What is synodality?
Synodality means journeying together as the People of God. It indicates a way of listening to each individual person as a member of the Church to understand how God might be speaking to all of us. In this way, synodality reminds us of the work of the Holy Spirit through each of us and through all of us working together for our common mission.
Since the beginning of his Pontificate, Pope Francis has been highlighting the importance of cultivating synodality in our Church. In his own words, synodality is the path “which God expects of the Church of the third millennium” because it is “a constitutive element of the Church”. That is why Pope Francis has called for a Synod on Synodality, happening from 2021 to 2023.
Pope Francis’ call for us to focus on synodality is a call to restore and deepen our roots as the People of God journeying together in a common mission as followers of the Way, Jesus Christ himself. Inspired and motivated by this journey that our Church is undertaking at this time, Laudato Si’ Movement will also be going through a synodal process during 2022 to evaluate and deepen its own synodality in communion with the Catholic Church.
Why focus on synodality at Laudato Si’ Movement?
Synodality is a central part of who we are, as reflected in our identity statement:
“A spirit-led movement that brings Catholics together to accomplish our stated mission. The movement brings together a broad range of Catholic organizations and grassroots members from all over the world. These members walk together in synodality and communion with the universal Church on a journey of ecological conversion.
“Striving for unity in diversity, organisational and grassroots members come together to pray, collaborate and mobilize in response to ‘the cry of the earth and the cry of the poor’. Guided by a spirit of subsidiarity, when the timing and context are right, together they create or engage with local Laudato Si’ Circles and Chapters and connect with the global movement in a wide range of initiatives to bring Laudato Si’ to life.”
Laudato Si’ Movement 2022 synodal process
In 2022, the Laudato Si’ Movement will be reflecting on how we can deepen our synodal journey as a movement and in communion with the wider Church engaged in the Synod on Synodality. As part of this year-long reflection we will engage in a public consultation process and reflection that will result in a submitted paper to the Synod on Synodality by August 2022 and statement of Laudato Si’ Movement principles related to synodality by December 2022.
This process will be made up of listening sessions, organized by Laudato Si’ Circles and Chapters in all the regions where Laudato Si’ Movement is active, as well as an online survey open to our whole network.
This process will allow for the experience of synodality to be lived by all Laudato Si’ Movement members who will have the opportunity to participate in encounters for reflection on their experiences and expectations regarding the mission of Laudato Si’ Movement in communion with the Church. In the same way, they will be able to express themselves through the survey that will assess how they view synodality in relation to Laudato Si’ Movement’s strategic goals: Ecological Conversion, Prophetic Advocacy and Sustainable Lifestyles.

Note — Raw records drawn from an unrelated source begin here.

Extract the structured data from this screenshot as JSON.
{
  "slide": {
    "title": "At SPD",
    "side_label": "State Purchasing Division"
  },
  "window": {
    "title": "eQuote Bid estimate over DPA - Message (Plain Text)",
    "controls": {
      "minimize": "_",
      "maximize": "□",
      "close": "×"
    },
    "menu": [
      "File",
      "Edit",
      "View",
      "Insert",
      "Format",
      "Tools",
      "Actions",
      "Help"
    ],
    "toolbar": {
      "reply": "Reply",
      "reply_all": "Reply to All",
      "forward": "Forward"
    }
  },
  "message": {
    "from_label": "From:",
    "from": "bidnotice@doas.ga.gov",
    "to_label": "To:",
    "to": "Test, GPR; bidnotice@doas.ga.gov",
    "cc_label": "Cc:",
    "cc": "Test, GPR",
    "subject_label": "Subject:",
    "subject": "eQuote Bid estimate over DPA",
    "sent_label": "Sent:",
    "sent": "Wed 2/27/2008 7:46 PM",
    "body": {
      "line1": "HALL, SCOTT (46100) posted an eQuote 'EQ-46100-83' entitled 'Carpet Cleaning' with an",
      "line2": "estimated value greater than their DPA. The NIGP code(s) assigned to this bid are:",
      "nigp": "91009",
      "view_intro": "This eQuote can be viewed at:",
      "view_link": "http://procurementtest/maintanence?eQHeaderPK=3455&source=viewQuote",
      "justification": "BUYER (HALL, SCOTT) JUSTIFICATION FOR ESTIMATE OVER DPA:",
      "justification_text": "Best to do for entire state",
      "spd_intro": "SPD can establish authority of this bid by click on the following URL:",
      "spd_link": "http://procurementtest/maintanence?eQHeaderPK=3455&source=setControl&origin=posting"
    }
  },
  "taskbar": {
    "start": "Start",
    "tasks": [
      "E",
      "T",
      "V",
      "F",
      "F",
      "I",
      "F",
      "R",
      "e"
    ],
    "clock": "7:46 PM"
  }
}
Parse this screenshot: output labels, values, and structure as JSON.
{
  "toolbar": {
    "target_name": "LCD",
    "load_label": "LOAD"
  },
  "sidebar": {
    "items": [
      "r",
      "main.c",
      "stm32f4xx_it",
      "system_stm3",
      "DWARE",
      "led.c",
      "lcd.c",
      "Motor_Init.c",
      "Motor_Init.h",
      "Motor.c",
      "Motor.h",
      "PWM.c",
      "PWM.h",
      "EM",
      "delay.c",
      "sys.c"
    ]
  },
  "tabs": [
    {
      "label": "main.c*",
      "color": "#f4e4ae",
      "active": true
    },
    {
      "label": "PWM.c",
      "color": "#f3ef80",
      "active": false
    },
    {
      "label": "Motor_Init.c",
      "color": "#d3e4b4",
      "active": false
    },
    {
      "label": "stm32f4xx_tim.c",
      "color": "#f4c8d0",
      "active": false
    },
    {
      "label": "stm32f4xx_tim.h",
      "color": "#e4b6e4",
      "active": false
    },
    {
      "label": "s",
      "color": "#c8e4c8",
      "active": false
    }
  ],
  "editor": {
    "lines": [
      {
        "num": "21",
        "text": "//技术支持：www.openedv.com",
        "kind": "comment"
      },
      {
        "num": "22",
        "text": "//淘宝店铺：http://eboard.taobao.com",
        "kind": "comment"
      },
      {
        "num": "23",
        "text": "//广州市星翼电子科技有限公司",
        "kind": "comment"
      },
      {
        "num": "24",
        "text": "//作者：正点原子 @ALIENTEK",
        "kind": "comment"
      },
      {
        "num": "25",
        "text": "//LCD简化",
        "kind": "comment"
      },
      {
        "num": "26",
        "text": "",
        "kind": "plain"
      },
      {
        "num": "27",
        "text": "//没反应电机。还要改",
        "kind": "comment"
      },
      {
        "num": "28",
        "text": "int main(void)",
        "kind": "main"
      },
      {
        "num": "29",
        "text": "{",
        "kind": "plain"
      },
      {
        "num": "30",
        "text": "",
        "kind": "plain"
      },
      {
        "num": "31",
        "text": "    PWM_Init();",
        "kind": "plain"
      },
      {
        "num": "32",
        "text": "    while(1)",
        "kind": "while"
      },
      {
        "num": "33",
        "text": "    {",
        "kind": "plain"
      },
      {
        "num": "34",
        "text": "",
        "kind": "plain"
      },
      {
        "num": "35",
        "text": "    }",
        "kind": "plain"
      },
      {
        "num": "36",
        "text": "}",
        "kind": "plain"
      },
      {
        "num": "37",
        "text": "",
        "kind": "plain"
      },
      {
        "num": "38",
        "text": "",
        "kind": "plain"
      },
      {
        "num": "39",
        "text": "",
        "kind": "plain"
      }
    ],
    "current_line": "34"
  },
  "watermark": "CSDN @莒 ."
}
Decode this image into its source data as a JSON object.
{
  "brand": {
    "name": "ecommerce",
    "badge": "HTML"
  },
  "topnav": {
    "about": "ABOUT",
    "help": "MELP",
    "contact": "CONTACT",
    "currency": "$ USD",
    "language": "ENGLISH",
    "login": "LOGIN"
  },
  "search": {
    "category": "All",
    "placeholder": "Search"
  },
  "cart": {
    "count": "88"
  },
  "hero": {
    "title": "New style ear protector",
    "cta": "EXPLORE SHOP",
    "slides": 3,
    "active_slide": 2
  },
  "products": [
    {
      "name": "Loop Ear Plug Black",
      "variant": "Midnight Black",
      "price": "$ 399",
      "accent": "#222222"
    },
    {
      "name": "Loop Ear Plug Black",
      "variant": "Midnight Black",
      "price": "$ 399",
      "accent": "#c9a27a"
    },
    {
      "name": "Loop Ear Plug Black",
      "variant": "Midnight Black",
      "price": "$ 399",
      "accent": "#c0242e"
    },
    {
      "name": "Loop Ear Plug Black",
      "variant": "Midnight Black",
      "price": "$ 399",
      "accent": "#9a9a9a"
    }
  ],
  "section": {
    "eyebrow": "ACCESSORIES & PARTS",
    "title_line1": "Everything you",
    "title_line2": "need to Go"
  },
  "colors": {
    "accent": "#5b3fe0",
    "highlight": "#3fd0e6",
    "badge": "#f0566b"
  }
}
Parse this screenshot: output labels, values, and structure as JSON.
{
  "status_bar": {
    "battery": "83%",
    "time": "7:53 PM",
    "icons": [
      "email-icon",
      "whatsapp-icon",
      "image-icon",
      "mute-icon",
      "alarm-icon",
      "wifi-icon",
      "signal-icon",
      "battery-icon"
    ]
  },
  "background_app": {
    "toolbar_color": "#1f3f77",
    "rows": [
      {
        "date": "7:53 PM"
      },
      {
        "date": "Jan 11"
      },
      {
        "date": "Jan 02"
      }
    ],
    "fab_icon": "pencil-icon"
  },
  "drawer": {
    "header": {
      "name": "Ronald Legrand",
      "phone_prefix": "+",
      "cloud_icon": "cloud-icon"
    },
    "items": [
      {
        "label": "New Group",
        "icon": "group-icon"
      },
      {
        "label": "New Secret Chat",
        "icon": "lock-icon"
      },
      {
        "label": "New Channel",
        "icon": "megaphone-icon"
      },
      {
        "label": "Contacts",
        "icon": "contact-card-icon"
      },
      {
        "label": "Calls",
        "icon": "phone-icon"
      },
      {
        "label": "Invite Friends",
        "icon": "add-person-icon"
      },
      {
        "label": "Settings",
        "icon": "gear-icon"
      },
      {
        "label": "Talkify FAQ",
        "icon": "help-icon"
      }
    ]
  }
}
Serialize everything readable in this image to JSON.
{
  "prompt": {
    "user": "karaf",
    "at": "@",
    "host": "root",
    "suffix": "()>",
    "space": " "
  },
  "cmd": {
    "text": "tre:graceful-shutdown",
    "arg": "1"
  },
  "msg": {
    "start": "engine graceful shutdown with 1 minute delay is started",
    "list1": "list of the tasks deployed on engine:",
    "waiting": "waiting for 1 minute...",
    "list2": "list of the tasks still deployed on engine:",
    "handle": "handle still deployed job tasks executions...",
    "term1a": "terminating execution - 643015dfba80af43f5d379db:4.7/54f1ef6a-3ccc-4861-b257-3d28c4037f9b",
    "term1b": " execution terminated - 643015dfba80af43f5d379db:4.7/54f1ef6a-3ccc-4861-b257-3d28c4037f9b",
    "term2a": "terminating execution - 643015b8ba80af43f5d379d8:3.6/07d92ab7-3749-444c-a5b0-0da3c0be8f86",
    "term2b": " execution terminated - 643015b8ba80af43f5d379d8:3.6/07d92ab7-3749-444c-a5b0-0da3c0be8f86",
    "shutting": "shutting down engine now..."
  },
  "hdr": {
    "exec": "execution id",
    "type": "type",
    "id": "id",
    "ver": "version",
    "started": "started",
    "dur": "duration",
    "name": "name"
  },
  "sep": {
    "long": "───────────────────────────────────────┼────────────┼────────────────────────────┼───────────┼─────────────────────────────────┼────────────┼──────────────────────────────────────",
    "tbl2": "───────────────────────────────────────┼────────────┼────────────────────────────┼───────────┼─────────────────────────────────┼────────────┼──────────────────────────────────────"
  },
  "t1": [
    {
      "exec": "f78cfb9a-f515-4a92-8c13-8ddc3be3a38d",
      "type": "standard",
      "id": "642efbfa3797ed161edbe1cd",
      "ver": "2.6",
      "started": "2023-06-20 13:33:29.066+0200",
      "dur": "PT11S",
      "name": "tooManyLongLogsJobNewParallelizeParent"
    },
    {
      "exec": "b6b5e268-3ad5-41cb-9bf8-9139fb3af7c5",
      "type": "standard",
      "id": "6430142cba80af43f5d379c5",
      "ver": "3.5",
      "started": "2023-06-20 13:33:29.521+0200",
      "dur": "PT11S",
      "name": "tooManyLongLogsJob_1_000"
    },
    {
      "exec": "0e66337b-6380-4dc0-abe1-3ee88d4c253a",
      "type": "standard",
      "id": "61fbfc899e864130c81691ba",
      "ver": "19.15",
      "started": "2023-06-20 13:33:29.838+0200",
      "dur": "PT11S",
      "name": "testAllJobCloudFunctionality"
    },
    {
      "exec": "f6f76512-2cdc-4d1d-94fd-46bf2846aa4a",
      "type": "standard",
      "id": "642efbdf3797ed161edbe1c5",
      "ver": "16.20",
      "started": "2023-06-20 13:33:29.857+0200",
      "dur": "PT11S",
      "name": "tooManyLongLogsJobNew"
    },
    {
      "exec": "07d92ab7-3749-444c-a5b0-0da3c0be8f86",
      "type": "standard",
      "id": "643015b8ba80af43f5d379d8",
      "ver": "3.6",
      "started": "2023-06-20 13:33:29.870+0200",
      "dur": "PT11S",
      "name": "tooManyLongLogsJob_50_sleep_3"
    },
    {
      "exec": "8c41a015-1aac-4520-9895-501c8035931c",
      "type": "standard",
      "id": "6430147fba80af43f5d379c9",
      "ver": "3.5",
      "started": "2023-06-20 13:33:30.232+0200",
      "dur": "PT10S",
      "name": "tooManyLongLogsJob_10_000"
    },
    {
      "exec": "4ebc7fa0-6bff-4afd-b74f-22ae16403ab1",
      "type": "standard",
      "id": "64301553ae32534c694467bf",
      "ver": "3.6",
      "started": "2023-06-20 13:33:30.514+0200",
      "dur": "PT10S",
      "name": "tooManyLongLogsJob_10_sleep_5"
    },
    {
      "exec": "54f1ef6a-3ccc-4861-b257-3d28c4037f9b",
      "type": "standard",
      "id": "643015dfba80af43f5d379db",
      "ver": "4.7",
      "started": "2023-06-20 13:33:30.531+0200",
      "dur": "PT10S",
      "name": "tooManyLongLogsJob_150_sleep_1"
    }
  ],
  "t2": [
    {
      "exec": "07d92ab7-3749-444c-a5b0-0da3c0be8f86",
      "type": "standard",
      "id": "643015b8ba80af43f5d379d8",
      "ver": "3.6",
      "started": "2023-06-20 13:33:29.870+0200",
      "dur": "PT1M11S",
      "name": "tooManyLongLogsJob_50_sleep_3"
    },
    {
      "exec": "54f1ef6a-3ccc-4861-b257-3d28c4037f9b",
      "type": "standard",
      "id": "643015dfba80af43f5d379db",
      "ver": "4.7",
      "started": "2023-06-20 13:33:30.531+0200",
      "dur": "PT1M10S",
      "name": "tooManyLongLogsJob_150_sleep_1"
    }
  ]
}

The results from our 2022 synodal process will also be reviewed in the light of the post-synodal exhortation by Pope Francis, expected to be released after the Synod on Synodality. In this way, Laudato Si’ Movement seeks to continue on its journey of deepening its synodality, improving the capacity of listening and journeying together to care for our common home, always at the service of and in communion with the Catholic Church.
Synodality throughout Laudato Si’ Movement’s history
Synodality has been present within Laudato Si’ Movement from the beginning and it grows at the same pace that our movement seeks to deepen its capacity for listening and journeying together. Our movement was born in 2015 as the fruit of a kairós, the opportune moment of the Laudato Si’ encyclical release and the Paris Climate Agreement. Right from the beginning, the foundation of the Global Catholic Climate Movement, as we were called then, was rooted in deep synodal values.
Within the founding members, there was already the practice of intergenerational dialogue as symbolized by young Tomas Insuá founding the movement along with older representatives – this gained new proportions with the launching of Laudato Si’ Generation at World Youth Day Panama, in 2019.
The founders also symbolized unity in diversity through the presence of so many different charisms of several congregations including the Franciscans, Columbans, Sisters of Mercys and also different vocations with a great respect for the majority of laity. E – every year the presence of different congregations and lay movements increases through new partners and Member Organizations, as well as the engagement with the Creation Care Prayer Network.
As our movement grew, the presence of youth, women, lay people, and people from vulnerable contexts in the Global South became increasingly evident not only in the growing staff but also in the growing branches of Laudato Si’ Animators. Always guided by the Holy Spirit in the commitment to bring Laudato Si’ to life, our movement came to understand its own complexity: we are a hybrid movement composed of grassroots and grasstops drawn together by the common mission of caring for our common home in the spirit of integral ecology.
A clear example of synodality present in our story is our name change process. As indicated in our name change statement, our movement underwent a series of listening sessions and consulting stages with all its branches and levels of representation. The main goal was to discuss the intention of changing our name and clarifying our mission, our core values and our structure, but making sure that all were included in this decision-making process.
The importance of listening to all its branches is recognized as a fundamental need for Laudato Si’ Movement to continue its work and mission. This has concrete effects on how Laudato Si’ Movement structures itself internally, being composed by the Board of Directors, the Advisory Council, staff and the Global Membership Council, as well as externally through Laudato Si’ Animators, Laudato Si’ Circles and Chapters, and Member Organizations.